Effects of Industrial Labor Relations in Canada
Canada is a mixed economy, and has a robust public sector supporting a market economy and offering basic services. In Canada, only personnel considered to be “employees’ get employment law protection (Mark, 2013). Industrial labor laws are initiated in order to establish excellent labor relations between companies, the government, and employees; and whose impact is felt by the general public whose actions drive business success and economic growth. Over the past two decades, Canadian workplaces have enjoyed a wide variety of transformations. Today, the work environment is secure and employees enjoy many benefits from the employer. Workers have partnered across the country and thus making it easy to raise voice grievances against the employer and government together. Industrial voluntarism has also taken shape in Canada, with union-managed relations taking course across the country (Mark, 2013). Excellent industrial labor relations have led to union recognition, fairness agreement frameworks, and excellent industrial relations between all interested parties. As a result, the general public enjoys sufficient provision of high quality products and services from business thus boosting economic growth.

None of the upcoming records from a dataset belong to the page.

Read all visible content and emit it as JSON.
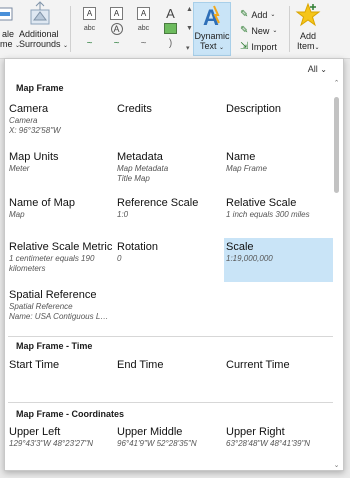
{
  "ribbon": {
    "scale_frag": "ale",
    "scale_frag2": "me",
    "additional": "Additional",
    "surrounds": "Surrounds",
    "dynamic_text": "Dynamic",
    "dynamic_text2": "Text",
    "add": "Add",
    "new": "New",
    "import": "Import",
    "add_item": "Add",
    "add_item2": "Item",
    "gallery": [
      "A",
      "A",
      "A",
      "A",
      "abc",
      "A",
      "abc",
      "",
      "~",
      "~",
      "~",
      ")"
    ]
  },
  "popup": {
    "filter": "All",
    "sections": [
      {
        "title": "Map Frame",
        "items": [
          {
            "title": "Camera",
            "subs": [
              "Camera",
              "X: 96°32'58\"W"
            ]
          },
          {
            "title": "Credits",
            "subs": []
          },
          {
            "title": "Description",
            "subs": []
          },
          {
            "title": "Map Units",
            "subs": [
              "Meter"
            ]
          },
          {
            "title": "Metadata",
            "subs": [
              "Map Metadata",
              "Title Map"
            ]
          },
          {
            "title": "Name",
            "subs": [
              "Map Frame"
            ]
          },
          {
            "title": "Name of Map",
            "subs": [
              "Map"
            ]
          },
          {
            "title": "Reference Scale",
            "subs": [
              "1:0"
            ]
          },
          {
            "title": "Relative Scale",
            "subs": [
              "1 inch equals 300 miles"
            ]
          },
          {
            "title": "Relative Scale Metric",
            "subs": [
              "1 centimeter equals 190",
              "kilometers"
            ]
          },
          {
            "title": "Rotation",
            "subs": [
              "0"
            ]
          },
          {
            "title": "Scale",
            "subs": [
              "1:19,000,000"
            ]
          },
          {
            "title": "Spatial Reference",
            "subs": [
              "Spatial Reference",
              "Name: USA Contiguous La..."
            ]
          }
        ]
      },
      {
        "title": "Map Frame - Time",
        "items": [
          {
            "title": "Start Time",
            "subs": []
          },
          {
            "title": "End Time",
            "subs": []
          },
          {
            "title": "Current Time",
            "subs": []
          }
        ]
      },
      {
        "title": "Map Frame - Coordinates",
        "items": [
          {
            "title": "Upper Left",
            "subs": [
              "129°43'3\"W 48°23'27\"N"
            ]
          },
          {
            "title": "Upper Middle",
            "subs": [
              "96°41'9\"W 52°28'35\"N"
            ]
          },
          {
            "title": "Upper Right",
            "subs": [
              "63°28'48\"W 48°41'39\"N"
            ]
          }
        ]
      }
    ]
  }
}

In summary, Canadian labor unions and employee relations have brought brilliance in balancing power between workers and employers. Unionized employee are enjoying undeniable benefits more than non-union workers; ranging from comfortable working conditions, better pay, and better work-life balance. Labor unions command the jurisdiction to negotiate for higher salaries and proper working conditions on behalf of the members. Additionally, unionized workers are guaranteed on union advocacy in their places of work, hence increased job security and protection. Further, labor unions give employee power via collective voice. However, these labor union benefits come at a cost to workers, employer, government, and public at large. Therefore, labor unions should operate in a manner that benefits all interested parties and ensure that all union activities are legal as outlined in the Canadian Constitution. Industrial Relations Current Affairs
Brian, B. W., John, C. D., Christopher, P. D., & Fasken, D. L. (2016). Employment and employee benefits in Canada: overview. Practical Law, 1-6.

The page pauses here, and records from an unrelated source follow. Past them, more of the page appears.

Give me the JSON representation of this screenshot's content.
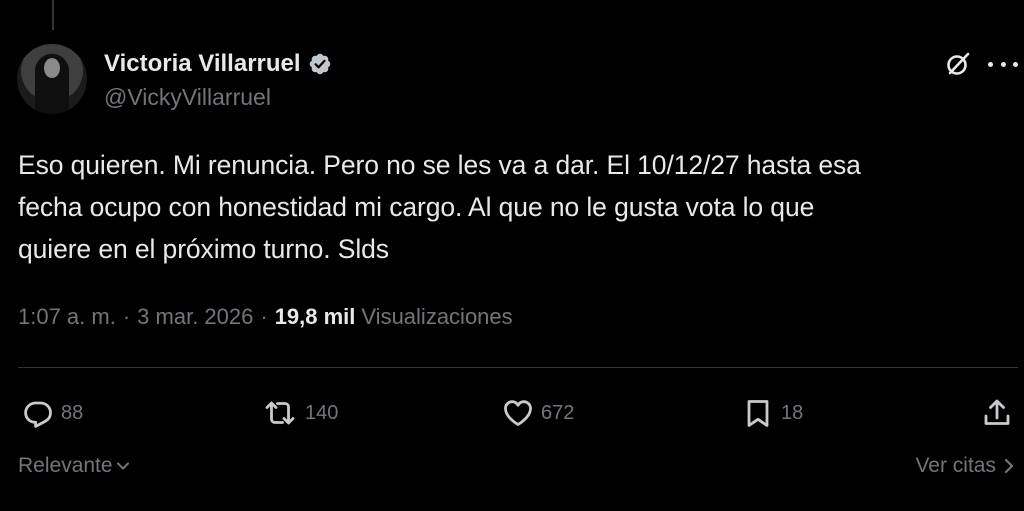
{
  "author": {
    "display_name": "Victoria Villarruel",
    "handle": "@VickyVillarruel",
    "verified": true,
    "verified_color": "#c2c7cc",
    "avatar_icon": "profile-photo"
  },
  "header_icons": {
    "grok": "grok-icon",
    "more": "more-options-icon"
  },
  "tweet": {
    "text": "Eso quieren. Mi renuncia. Pero no se les va a dar. El 10/12/27 hasta esa\nfecha ocupo con honestidad mi cargo. Al que no le gusta vota lo que\nquiere en el próximo turno. Slds"
  },
  "meta": {
    "time": "1:07 a. m.",
    "separator": "·",
    "date": "3 mar. 2026",
    "views_count": "19,8 mil",
    "views_label": "Visualizaciones"
  },
  "actions": {
    "replies": "88",
    "reposts": "140",
    "likes": "672",
    "bookmarks": "18"
  },
  "footer": {
    "sort_label": "Relevante",
    "quotes_label": "Ver citas"
  },
  "colors": {
    "background": "#000000",
    "primary_text": "#e7e9ea",
    "secondary_text": "#71767b",
    "divider": "#2f3336"
  }
}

Gerald, H. (2015). Strikes and Lockouts. The Canadian Encyclopedia, 1-31.
Janet, M. (2012). The weakening state of Canadian labour unions. Labor, 1-9.
Mark, T. (2013). Public Sector Industrial Relations in Canada: Does It Threaten or Sustain Democracy? Osgoode Digital Commons, 1-22.
Terry, W. H. (2013). Labour-Management Relations in Canada: A Survey of Union Officials. IRC Press.
Tucker, S., & Turner, N. (2013). Waiting for safety: Responses by young Canadian workers to unsafe work. Journal of Safety Research, 103-110.